  • Tell your clients that just because technology makes you more available to them that you won’t necessarily be able to respond to every email or phone call the same hour or even the same day. Teach them patience in spite of technology. If you’re getting the job done and not leaving their query unresolved for too long, they’ll understand. In short, you have to set boundaries for your children. You also have to set boundaries for your clients, especially in the technology age.
  • Leave a voice mail that you are not available and won’t be available for a period of time, whether that’s a day or a week. Be sure to leave a contact number for a staff member or another attorney who can help with any issue that may arise. Just because you can be available 24 by 7 doesn’t mean you should be.
  • Use technology to stay home in the morning and hang out with your kids while still getting a few critical things done and monitoring situation from afar. If technology is going to make your life better, you’ve better figure out how you define "better" and get there quick.
  • Block off periods of time where, even if your technology is plugged in, you are unplugged from your technology. You’ll need this time to focus on drafting, critical thought and strategy issues which are really the most pressing ones for your client.
  • Don’t look at your email every few minutes just to see if a new message has arrived.
  • Don’t answer every cell phone call just because your phone rings.

We are all familiar with the movies where computers eventually enslave mankind. You should reflect on this daily. It could happen to you.

Can You Categorize Your Dictation and Send It To Any Member Of Your Team or Client?

Some of the great things about digital dictation are the folder structure which can be created to help you categorize your dictation. We use Quickscribe for our digital dictation and it has worked wonderfully. We have file folders on our network for cases (which include correspondence, pleadings and all the traditionally typing which staff have to perform), extranet (which includes all of the dictation to add tasks, files and messages to the extranet system), people (where dictation which is directed at a particular person on the team is placed), time (where dictation of time entries goes). Digital dictation has many incredible benefits. The ability to dictate a single item and immediately route it to its proper category is extremely powerful. Recall that we have numerous people on our team who can, for instance, type pleadings and other case related dictation. The dictation goes into a particular folder. You can also categorize dictation by priority in terms of turn around time. Whoever is available to handle that dictation on a priority basis simply jumps in and does it.

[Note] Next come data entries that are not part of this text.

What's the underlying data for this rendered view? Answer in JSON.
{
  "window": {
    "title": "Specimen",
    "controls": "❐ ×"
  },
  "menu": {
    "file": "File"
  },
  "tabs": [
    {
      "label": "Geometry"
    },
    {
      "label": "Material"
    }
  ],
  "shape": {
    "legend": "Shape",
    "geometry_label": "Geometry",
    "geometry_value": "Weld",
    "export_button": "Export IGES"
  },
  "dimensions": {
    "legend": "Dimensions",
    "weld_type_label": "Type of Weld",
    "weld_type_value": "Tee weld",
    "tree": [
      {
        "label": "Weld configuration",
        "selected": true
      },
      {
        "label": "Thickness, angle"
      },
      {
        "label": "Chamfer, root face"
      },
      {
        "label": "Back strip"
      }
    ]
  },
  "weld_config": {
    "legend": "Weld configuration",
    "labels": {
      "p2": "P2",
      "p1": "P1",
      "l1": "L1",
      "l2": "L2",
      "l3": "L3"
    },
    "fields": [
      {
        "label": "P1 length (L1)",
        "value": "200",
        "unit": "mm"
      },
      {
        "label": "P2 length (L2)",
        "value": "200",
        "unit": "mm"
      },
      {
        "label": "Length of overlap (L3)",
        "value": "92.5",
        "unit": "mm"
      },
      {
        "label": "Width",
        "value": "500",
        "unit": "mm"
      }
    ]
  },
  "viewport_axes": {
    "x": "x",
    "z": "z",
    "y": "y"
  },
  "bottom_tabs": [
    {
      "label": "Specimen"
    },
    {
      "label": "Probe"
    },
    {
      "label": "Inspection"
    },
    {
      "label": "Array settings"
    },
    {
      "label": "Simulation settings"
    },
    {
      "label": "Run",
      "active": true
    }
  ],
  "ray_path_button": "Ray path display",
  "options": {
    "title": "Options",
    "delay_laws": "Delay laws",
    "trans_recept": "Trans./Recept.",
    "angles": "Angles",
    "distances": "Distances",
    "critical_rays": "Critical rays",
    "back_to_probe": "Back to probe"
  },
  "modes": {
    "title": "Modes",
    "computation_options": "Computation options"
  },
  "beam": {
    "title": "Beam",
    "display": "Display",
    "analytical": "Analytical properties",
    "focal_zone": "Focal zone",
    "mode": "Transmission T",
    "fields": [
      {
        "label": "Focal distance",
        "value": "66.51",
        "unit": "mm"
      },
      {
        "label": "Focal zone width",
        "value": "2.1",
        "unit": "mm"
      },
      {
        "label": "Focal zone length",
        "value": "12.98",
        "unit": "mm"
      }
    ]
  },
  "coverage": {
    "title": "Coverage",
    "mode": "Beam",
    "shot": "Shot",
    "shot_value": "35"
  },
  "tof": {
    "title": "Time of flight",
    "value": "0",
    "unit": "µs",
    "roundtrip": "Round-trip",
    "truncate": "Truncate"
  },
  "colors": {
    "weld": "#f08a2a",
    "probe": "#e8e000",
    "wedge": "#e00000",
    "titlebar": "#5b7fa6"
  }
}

We can not only route dictation to our network folders but, by email, directly to any team member. This beats leaving a voicemail in several regards. First, you don’t have to worry about the other person picking up the phone and wondering whether or not their taking notes about your instructions. Second, you don’t have to worry about whether or not the person who receives your voicemail is in the position to anything except listen to it (perhaps they’re driving in their care somewhere and don’t have a pen available). A person who gets your digital file by email can access it at their convenience. You know they’re sitting at their computer and they can re-listen to the message any time they need to.

Have you considered digital dictation?

Amicus Attorney and Wireless

I heard something interesting today from a consultant.  He was surprised that we were able to use Amicus Attorney Case Management System over a wireless network.  He says the bandwidth isn't there typically to support the use of Amicus in a wireless environment.  This might explain why we've had some problems over time with system crashes in Amicus.  This is a pretty severe strike against Amicus Attorney if in fact true given the fact that the whole world is going wireless.